It is obvious who ought to take the first snap for the Washington Redskins next fall. The answer is so clear, anybody that thinks otherwise needs to have their brain examined. Maybe new head coach Joe Gibbs should order Patrick Ramsey get a CAT scan before mini-camp takes place.
Mark Brunell should not only be anointed starting quarterback right now, he should not have to compete for the job until at least 2005. Simply put, Brunell is a proven NFL quarterback, and Ramsey is not. Brunell has started for eight seasons (excluding 2003), while Ramsey has yet to start 20 games. Owner Dan Snyder gave Gibbs an unspoken mandate to get to the Super Bowl within the next three seasons. Who is more likely to accomplish this?
There is no legitimate argument that anybody can give for Ramsey to start ahead of a healthy Brunell in 2004. Let’s break down a few of the reasons given why Ramsey should start:
-Ramsey is the quarterback of the future – There is no question Ramsey has the potential to solidify the Redskins’ quarterback situation for years to come. If the organization believes that Ramsey is the guy for years to come, he will have to assume the starting job someday. However, he will have growing pains to endure if or when he does assume the job. Ideally, a third-year quarterback who has started parts of his first two years should be ready to start seasoning his game. In Ramsey’s case, everything he has learned in his first two seasons needs to be discarded. The coaching staff needs to handle Ramsey as if he were a rookie. This is not an ideal situation to claim a starting quarterback job. With up to a third of the roster changing, the new players need to be transitioned in with a proven quarterback.
-Ramsey has a great upside – If this is a reason to give a quarterback a starting job, then Browning Nagle, Rick Mirer, and Heath Shuler should be starting in this league. Ramsey has potential, but he is hardly sure thing. Although he posted good statistics when he was playing at Tulane, he did it in a pass-friendly offense against mid-major competition. He cannot be fairly evaluated on his first two seasons, because he did not get legitimate NFL coaching and was not in an adequate offensive system. A year from now, after he has been evaluated by an offensive staff with about 70 years of NFL experience, how much upside he actually has will be determined. This determination should be made on the practice field, not FedEx field.
-Ramsey’s toughness earned him the right to lead the team in 2004 – Since when were NFL games won on the ability to take a beating? There is much more to being an NFL quarterback then sitting in the pocket and taking a whipping. While his attitude and competitiveness were excellent in a very bad situation last year, it does not mean he can be an effective NFL quarterback. Ramsey’s toughness endured his teammates to him, but to maintain that respect, he is going to have to produce yardage, points, and wins. He will be in a much better position to produce in 2005 when he has a year under this coaching staff.

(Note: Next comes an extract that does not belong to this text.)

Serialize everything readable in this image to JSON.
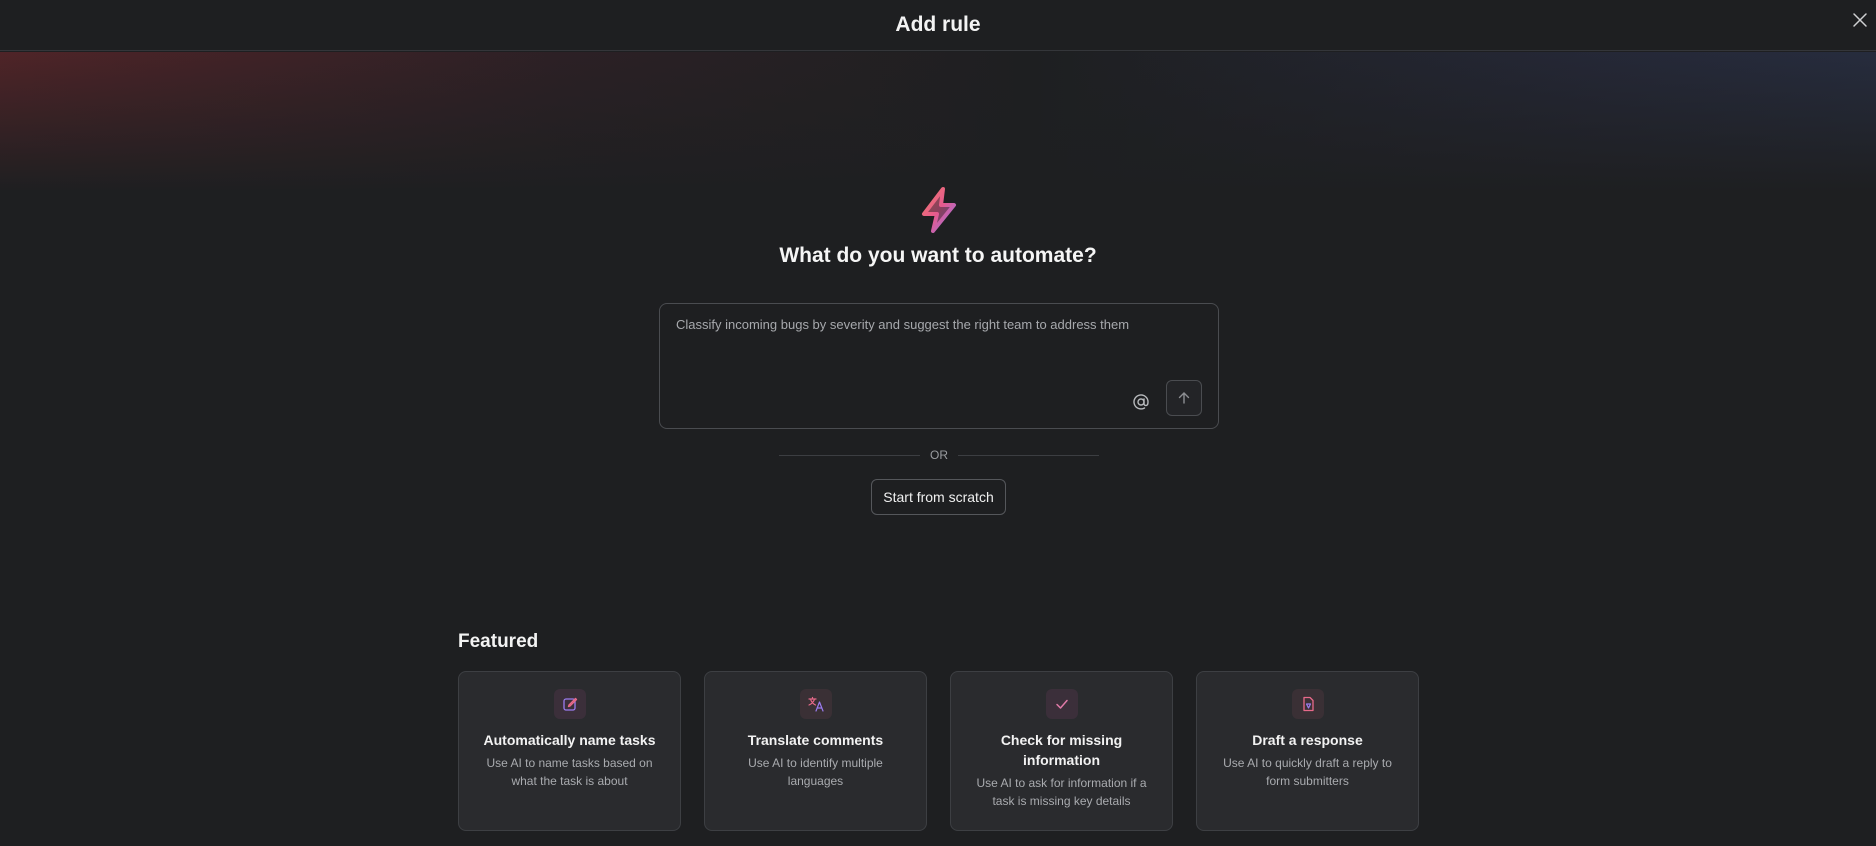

What has not been mentioned is how Ramsey’s response to this situation clarifies that he is not ready to lead this team. After the Redskins announced that they were acquiring Brunell, Ramsey’s agent publicly campaigned for a trade, where Ramsey could start. Since he can earn nearly $2 million in incentives, it is understandable why he wants to start somewhere in the league. However, he did agree to the contract when he signed it, and he may not want to risk his image over $2 million when he could make between $30 and $100 million before his career is up. Any dispute should have taken place behind closed doors. The fact he tried to force this publicly calls into question his ability to be a professional. Taking a beating does not make a quarterback a professional. There are thousands of people that would have taken the same physical beating for his base salary last year.
Snyder has been scrutinized for many personnel moves since he has owned the Redskins, and justifiably so. Brunell could be the most expensive backup quarterback in the NFL by next year. At least Ramsey will likely get one year to rest his body and learn how to be an NFL quarterback. Maybe he should learn how to bite his tongue while he is at it. If he is going to be the quarterback people think he can be, it will be a good lesson.
Jeffrey Pontius is an avid sports fan, and loves to state his opinions. He has followed sports since the age of ten. When he is not working or doing family activities, Jeffrey is surfing the web finding out the latest sports news.
Official writing experience includes two years on his high school newspaper, and a variety of writing classes at the University of Missouri.
Jeffrey is 26 years old. He currently resides in Redlands, CA with his wife and step-daughter.